ILWS - Charles Sturt University

Native and invasive fish dispersal, spawning and trophic dynamics during a managed river-floodplain connection.  (2018-2019)

Investigators/researchers

Dr Keller Kopf, Associate Professor Skye Wassens, and Luke McPhan

Funding

CEWO, $236,787

Research Theme

Environmental Water

Description

Floodplains are critical habitats for native fish.  They provide highly productive nursery habitat and food to support reproduction and recruitment.  For this project, researchers are evaluating how a managed connection of the Murrumbidgee river with its floodplain influences the food resources available to native and invasive fish.

Since the diet of fish is reflected in isotope and fatty acid concentrations of their tissues, they are using these analyses to identify the food resources supporting fish reproduction, growth and recruitment.

Researchers began monitoring the effects of an environmental water delivery in September 2018, across the floodplain to Tala and Yanga Lakes on the lower Murrumbidgee River.  The environmental water delivery was aimed at supporting native fish and waterbirds in the floodplain system. The lakes are also home to other native fauna including freshwater shrimp, frogs, snakes and turtles.

The area had had less than 80 mm of rain since January 2018 and Yanga National Park was one of a few sites selected to receive Commonwealth water for the environment in 2018. During the drought period, it was identified as a priority site that needed protection, to build resilience so that native fish and other wildlife can recover when the dry conditions ease.

Starting in 2018, tissue samples were collected from a range of fish species around the Murray-Darling and analyses of nitrogen and carbon isotopes were used to estimate the trophic position of the fish community. This one year project served as a pilot study to test the feasibility and utility of using a trophic position indicator as a tool for annual monitoring of long-term ecosystem changes in the Murray-Darling.

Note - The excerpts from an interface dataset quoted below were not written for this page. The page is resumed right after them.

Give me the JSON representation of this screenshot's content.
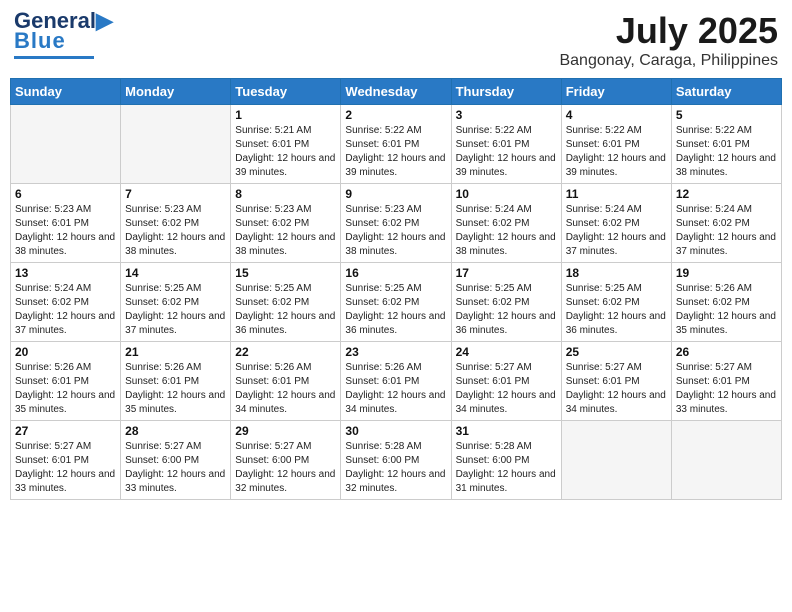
{
  "header": {
    "logo_line1": "General",
    "logo_line2": "Blue",
    "month_year": "July 2025",
    "location": "Bangonay, Caraga, Philippines"
  },
  "weekdays": [
    "Sunday",
    "Monday",
    "Tuesday",
    "Wednesday",
    "Thursday",
    "Friday",
    "Saturday"
  ],
  "weeks": [
    [
      {
        "day": "",
        "info": ""
      },
      {
        "day": "",
        "info": ""
      },
      {
        "day": "1",
        "info": "Sunrise: 5:21 AM\nSunset: 6:01 PM\nDaylight: 12 hours and 39 minutes."
      },
      {
        "day": "2",
        "info": "Sunrise: 5:22 AM\nSunset: 6:01 PM\nDaylight: 12 hours and 39 minutes."
      },
      {
        "day": "3",
        "info": "Sunrise: 5:22 AM\nSunset: 6:01 PM\nDaylight: 12 hours and 39 minutes."
      },
      {
        "day": "4",
        "info": "Sunrise: 5:22 AM\nSunset: 6:01 PM\nDaylight: 12 hours and 39 minutes."
      },
      {
        "day": "5",
        "info": "Sunrise: 5:22 AM\nSunset: 6:01 PM\nDaylight: 12 hours and 38 minutes."
      }
    ],
    [
      {
        "day": "6",
        "info": "Sunrise: 5:23 AM\nSunset: 6:01 PM\nDaylight: 12 hours and 38 minutes."
      },
      {
        "day": "7",
        "info": "Sunrise: 5:23 AM\nSunset: 6:02 PM\nDaylight: 12 hours and 38 minutes."
      },
      {
        "day": "8",
        "info": "Sunrise: 5:23 AM\nSunset: 6:02 PM\nDaylight: 12 hours and 38 minutes."
      },
      {
        "day": "9",
        "info": "Sunrise: 5:23 AM\nSunset: 6:02 PM\nDaylight: 12 hours and 38 minutes."
      },
      {
        "day": "10",
        "info": "Sunrise: 5:24 AM\nSunset: 6:02 PM\nDaylight: 12 hours and 38 minutes."
      },
      {
        "day": "11",
        "info": "Sunrise: 5:24 AM\nSunset: 6:02 PM\nDaylight: 12 hours and 37 minutes."
      },
      {
        "day": "12",
        "info": "Sunrise: 5:24 AM\nSunset: 6:02 PM\nDaylight: 12 hours and 37 minutes."
      }
    ],
    [
      {
        "day": "13",
        "info": "Sunrise: 5:24 AM\nSunset: 6:02 PM\nDaylight: 12 hours and 37 minutes."
      },
      {
        "day": "14",
        "info": "Sunrise: 5:25 AM\nSunset: 6:02 PM\nDaylight: 12 hours and 37 minutes."
      },
      {
        "day": "15",
        "info": "Sunrise: 5:25 AM\nSunset: 6:02 PM\nDaylight: 12 hours and 36 minutes."
      },
      {
        "day": "16",
        "info": "Sunrise: 5:25 AM\nSunset: 6:02 PM\nDaylight: 12 hours and 36 minutes."
      },
      {
        "day": "17",
        "info": "Sunrise: 5:25 AM\nSunset: 6:02 PM\nDaylight: 12 hours and 36 minutes."
      },
      {
        "day": "18",
        "info": "Sunrise: 5:25 AM\nSunset: 6:02 PM\nDaylight: 12 hours and 36 minutes."
      },
      {
        "day": "19",
        "info": "Sunrise: 5:26 AM\nSunset: 6:02 PM\nDaylight: 12 hours and 35 minutes."
      }
    ],
    [
      {
        "day": "20",
        "info": "Sunrise: 5:26 AM\nSunset: 6:01 PM\nDaylight: 12 hours and 35 minutes."
      },
      {
        "day": "21",
        "info": "Sunrise: 5:26 AM\nSunset: 6:01 PM\nDaylight: 12 hours and 35 minutes."
      },
      {
        "day": "22",
        "info": "Sunrise: 5:26 AM\nSunset: 6:01 PM\nDaylight: 12 hours and 34 minutes."
      },
      {
        "day": "23",
        "info": "Sunrise: 5:26 AM\nSunset: 6:01 PM\nDaylight: 12 hours and 34 minutes."
      },
      {
        "day": "24",
        "info": "Sunrise: 5:27 AM\nSunset: 6:01 PM\nDaylight: 12 hours and 34 minutes."
      },
      {
        "day": "25",
        "info": "Sunrise: 5:27 AM\nSunset: 6:01 PM\nDaylight: 12 hours and 34 minutes."
      },
      {
        "day": "26",
        "info": "Sunrise: 5:27 AM\nSunset: 6:01 PM\nDaylight: 12 hours and 33 minutes."
      }
    ],
    [
      {
        "day": "27",
        "info": "Sunrise: 5:27 AM\nSunset: 6:01 PM\nDaylight: 12 hours and 33 minutes."
      },
      {
        "day": "28",
        "info": "Sunrise: 5:27 AM\nSunset: 6:00 PM\nDaylight: 12 hours and 33 minutes."
      },
      {
        "day": "29",
        "info": "Sunrise: 5:27 AM\nSunset: 6:00 PM\nDaylight: 12 hours and 32 minutes."
      },
      {
        "day": "30",
        "info": "Sunrise: 5:28 AM\nSunset: 6:00 PM\nDaylight: 12 hours and 32 minutes."
      },
      {
        "day": "31",
        "info": "Sunrise: 5:28 AM\nSunset: 6:00 PM\nDaylight: 12 hours and 31 minutes."
      },
      {
        "day": "",
        "info": ""
      },
      {
        "day": "",
        "info": ""
      }
    ]
  ]
}
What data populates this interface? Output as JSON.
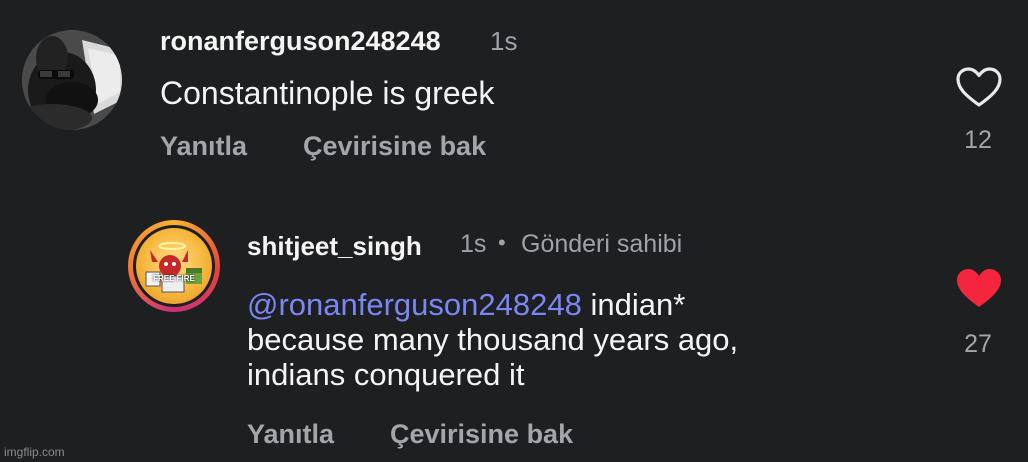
{
  "comments": [
    {
      "username": "ronanferguson248248",
      "time": "1s",
      "text": "Constantinople is greek",
      "reply_label": "Yanıtla",
      "translate_label": "Çevirisine bak",
      "like_count": "12",
      "liked": false
    },
    {
      "username": "shitjeet_singh",
      "time": "1s",
      "separator": "•",
      "badge": "Gönderi sahibi",
      "mention": "@ronanferguson248248",
      "text_line1": " indian*",
      "text_line2": "because many thousand years ago,",
      "text_line3": "indians conquered it",
      "reply_label": "Yanıtla",
      "translate_label": "Çevirisine bak",
      "like_count": "27",
      "liked": true,
      "avatar_text": "FREE FIRE"
    }
  ],
  "colors": {
    "background": "#1e1f21",
    "mention": "#7b86f5",
    "liked_heart": "#f3263e",
    "muted": "#a2a6ab"
  },
  "watermark": "imgflip.com"
}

Key findings of this monitoring included:

  • Golden perch spawning and recruitment most likely occurred from within the floodplain system rather than movement from the river system as indicated by stable isotope analyses and catch data.
  • Successful floodplain spawning and recruitment of golden perch was detected in Tala Creek and the hatch-dates of recruits over-lapped with environmental water delivery.
  • The diet of common carp and recruit stages of golden perch overlapped, suggesting that the two species are in competition for food resources provided by floodplain inundation.
  • Waterbird abundance increased a month after water for the environment connected to each of the lakes, Tala and Yanga.
  • Piscivorous (fish eating) birds were the most abundant functional group of waterbirds at both Tala and Yanga Lakes in all survey months, with Australian pelicans being the most abundant.
  • Waterbird abundance was the second highest since 2010 based on annual spring counts conducted by NSW Department of Planning, Industry and Environment.

Outputs

Kopf R.K., Wassens S., McPhan L., Dyer J., Maguire J., Spencer J., Amos C., Kopf S., Whiterod N. (2019) Native and invasive fish dispersal, spawning and trophic dynamics during a managed riverfloodplain connection. Commonwealth Environmental Water Office. Murrumbidgee Selected Area Final report, pp 1-49.

Outcomes

The project’s findings will be used in adaptive management actions to guide the timing and magnitude of environmental water delivery connections between river channels and floodplain ecosystems.

Contact

Dr R. Keller Kopf
email 

March 2020